The wonderful thing about the Internet is that now you can obtain submission guidelines from a publication's website. Some traditional print magazines even respond to requests for guidelines via email. If no one writes back, however, you're probably better off sending a nice request letter by snailmail.

As if marketing your book weren't difficult enough, now here comes the Internet, a new but incredibly prominent channel through which marketing can be accomplished. At first glance, the Internet simply presents yet another arena in which authors could potentially feel left out, or even helpless. With a little knowledge, however, you can easily make the Internet work for you.

Research the market

If you're a pro, then you know that research is the key to getting published regularly, and also the key to working efficiently and effectively as a writer. It took me a long time to learn this, but knowing what kinds of magazines publish what, what articles have appeared in a magazine in the last year, what the over all style is, and who the audience is, are among the essential elements of seeing your name in print.

Back to the Writer's Market, did you ever notice how the descriptions under many of the publications listed say: "Study the magazine first"? Surely that doesn't apply to me. I'll do everything else they've suggested but not that. When the editors read the fabulous article I've written, they'll forget all about their pesky little guidelines.

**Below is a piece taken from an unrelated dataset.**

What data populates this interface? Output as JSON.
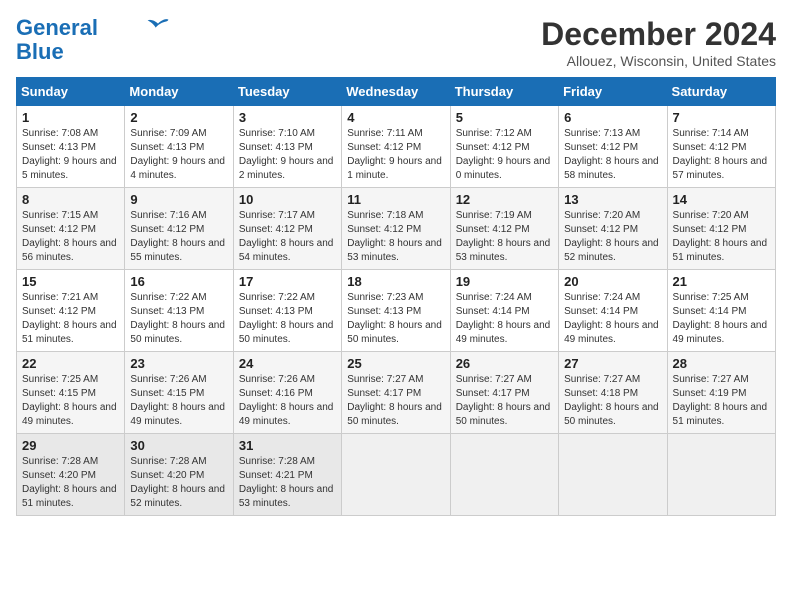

Yeah, right. If you don't read over the magazine first, you're just wasting your time. For example, if a travel magazine just published an article about the critters and culture of the Amazon, they might not be as interested in your piece on Rio's nightlife. Sure, it couldn't hurt to try, but you might want to focus your energies on a publication that hasn't covered that part of the world recently. Buy the magazine. Subscribe. Get some back issues. Do whatever you need to do to keep up on the latest, then write it off on your taxes.

Get organised

Things start to get a little hairy when you're working on several articles at the same time or submitting them to a slew of different magazines. You've got a stack called "In Progress," a messy chart to track submissions, rejections, and acceptances (and there's only one check next to that last word), plus you've got a million new ideas floating around in your head.

I was going to approach this the old way, and suggest file, file, file, folder, folder, folder, notebook, etc., but I couldn't resist the opportunity to recommend the latest and greatest software for managing manuscripts: Ink Link. Lots of easy clicking allows you create lists of works in-progress, who you've sent them to and when, and if or not you've received any response. Ink Link automatically reminds you when to follow-up and even generates follow-up letters for you. There are a couple of other nice features about this software, but what it really does is organize our procedures, thereby freeing up a little bit more space in our busy heads.

Reject rejection

No, this doesn't mean send the rejection letter back to the editor and refuse to be rejected — although, hey, it's worth a shot. What I mean is that rejection has to be seen as a reality of our profession. We're not being rejected forever and always by every editor, just the last 45. We will get published someday. It's like the lottery: You gotta play to win. So just keep submitting your work with the profound belief that you're a decent writer and have something worthwhile to share with people.

You should now be ready to go back out there and write your heart out. We've dug up some magazine markets that are just waiting for your submissions, so go get 'em, tiger.